The Ninth Circuit's ruling in Cashman threw into doubt most mobile home rent control laws in California. However, less than a year later, the U.S. Supreme Court ruled in Lingle v. Chevron U.S.A., Inc., (2005) 544 U.S. 528, that the "substantially advances" test does not apply when a court is determining whether a regulation effects a taking (see CP&DR, July 2005). The Lingle decision appeared to close the legal door that the property owners had kicked open; Judge Walsh cited Lingle in ruling against Stardust Mobile Estates.
On appeal, Stardust argued that Lingle did not affect its taking claim, which it said was based on Penn Central Transp. Co. v. New York City, (1978) 438, U.S. 104. A Penn Central claim requires a court to consider the economic impact of a regulation on the property owner, the regulation's impact on "distinct, investment-backed expectations," and the character of the government action. Stardust argued that it was entitled to a trial on the Penn Central claim, which Judge Walsh had dismissed.
The Second District found that Stardust's claim was based in part on the substantially advances test, and that the lower court handled things correctly.

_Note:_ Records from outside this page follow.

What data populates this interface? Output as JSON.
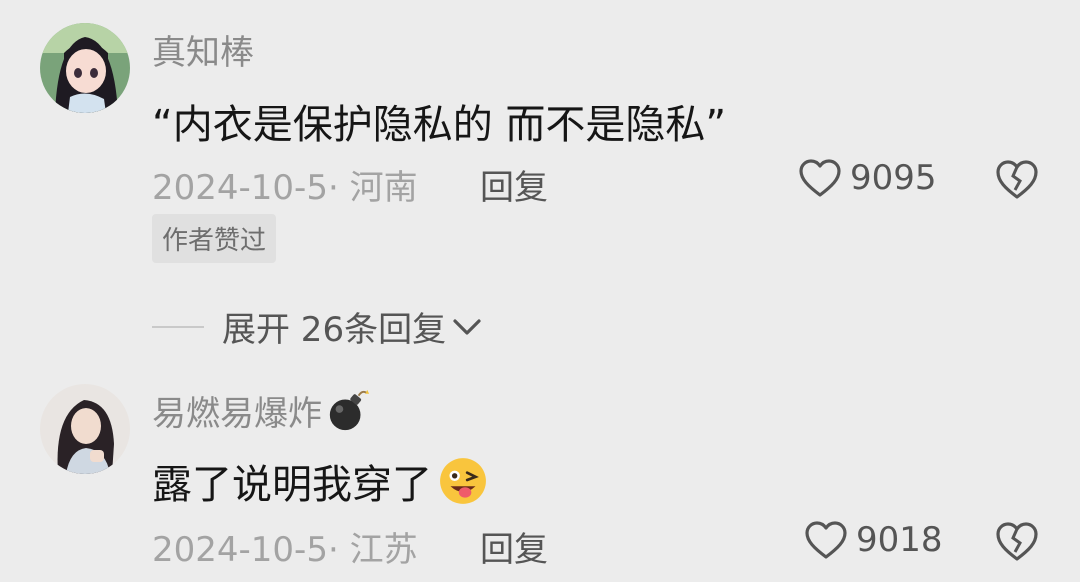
{
  "comments": [
    {
      "username": "真知棒",
      "text": "“内衣是保护隐私的 而不是隐私”",
      "date_location": "2024-10-5· 河南",
      "reply_label": "回复",
      "like_count": "9095",
      "badge": "作者赞过",
      "expand_label": "展开 26条回复",
      "avatar_icon": "anime-girl-avatar"
    },
    {
      "username": "易燃易爆炸",
      "username_icon": "bomb-icon",
      "text": "露了说明我穿了",
      "text_icon": "winking-tongue-emoji",
      "date_location": "2024-10-5· 江苏",
      "reply_label": "回复",
      "like_count": "9018",
      "avatar_icon": "girl-photo-avatar"
    }
  ],
  "colors": {
    "background": "#ececec",
    "username": "#8a8a8a",
    "text": "#161616",
    "meta": "#a3a3a3"
  }
}
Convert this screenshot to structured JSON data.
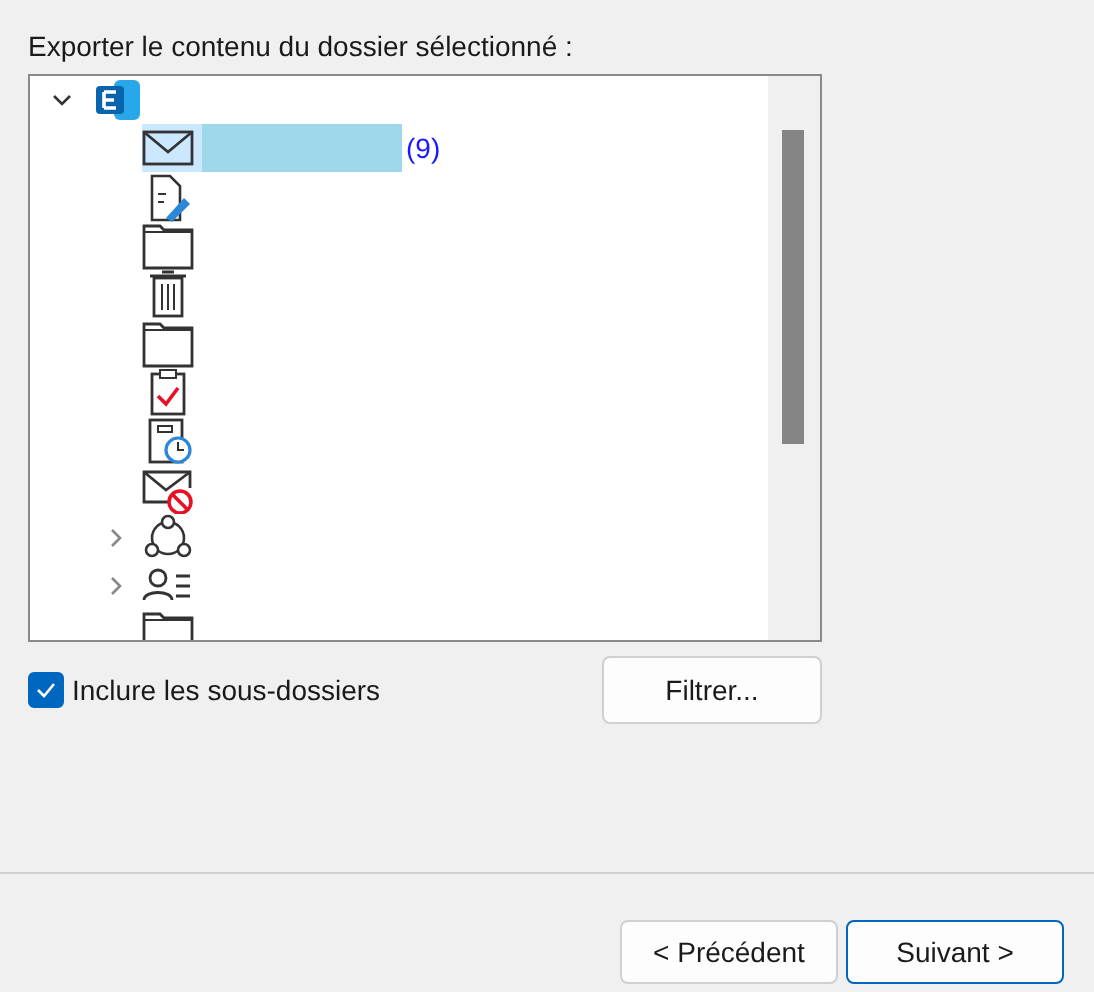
{
  "prompt": "Exporter le contenu du dossier sélectionné :",
  "folder_tree": {
    "root": {
      "kind": "exchange",
      "expanded": true,
      "children": [
        {
          "kind": "inbox",
          "selected": true,
          "count": "(9)"
        },
        {
          "kind": "drafts",
          "selected": false
        },
        {
          "kind": "folder",
          "selected": false
        },
        {
          "kind": "trash",
          "selected": false
        },
        {
          "kind": "folder",
          "selected": false
        },
        {
          "kind": "tasks",
          "selected": false
        },
        {
          "kind": "scheduled",
          "selected": false
        },
        {
          "kind": "junk",
          "selected": false
        },
        {
          "kind": "conversation",
          "selected": false,
          "expanded": false
        },
        {
          "kind": "contacts",
          "selected": false,
          "expanded": false
        },
        {
          "kind": "folder",
          "selected": false
        }
      ]
    }
  },
  "include_subfolders": {
    "label": "Inclure les sous-dossiers",
    "checked": true
  },
  "filter_button": "Filtrer...",
  "buttons": [
    "< Précédent",
    "Suivant >"
  ]
}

"[T]he trial court concluded that substantial evidence supported the rent board's decision except for its ruling on driveway expenses, and the court remanded the case to the rent board which granted Stardust compensation — a rent increase that included the driveway expense, plus interest on those expenses," Justice Paul Coffee wrote for the court. "[T]he court necessarily considered the factors that our state Supreme Court indicates must be considered in evaluating Penn Central taking claims. The court concluded that Stardust had no taking claim and correctly decided that the rent increase granted to Stardust provided it with a return that fell within the requisite ‘broad zone of reasonableness.' Having done so, the court properly dismissed the taking claim."
The appellate court also rejected Stardust's contention that it was denied due process because it could not cross-examine witnesses during a Rent Review Board hearing or discover additional evidence at the trial court level.
The court did rule for the property owner in one key area, though. Stardust sought a "Vega" adjustment to its base year rent because, when the ordinance took effect in 1981, rents were below market rate. Under Vega v. City of West Hollywood, (1990) 223 Cal.App.3d 1342, a property owner may seek a base year rent adjustment if the rent at the time was not reflective of general market conditions. Stardust contended that rents were artificially low in 1981 because the then-park owner was trying to assist elderly tenants. The rent board ruled that it could grant a Vega adjustment only if there were unique circumstances, and that none existed here. But the court said that the "peculiar circumstances" in the Vega decision referred to West Hollywood's ordinance. Ventura's ordinance "contains no ‘unique' or ‘peculiar' circumstances requirement," the court found.
Thus, the court found the rent board's decision "arbitrary and unreasonable." Even the city's consultant had found that a Vega adjustment was warranted, only not as much as the property owner requested, the court noted. The court returned the issue of a base year adjustment to the city.
Stardust Mobile Estates v. City of San Buenaventura, No. B186454, 07 C.D.O.S. 1955, 2007 DJDAR 2447. Filed February 22, 2007.
For Stardust: Robert Coldren, Hart, King & Coldren, (714) 432-8700.
For the city: Donald Lincoln, Endeman, Lincoln, Turek & Heater, (619) 544- 0123.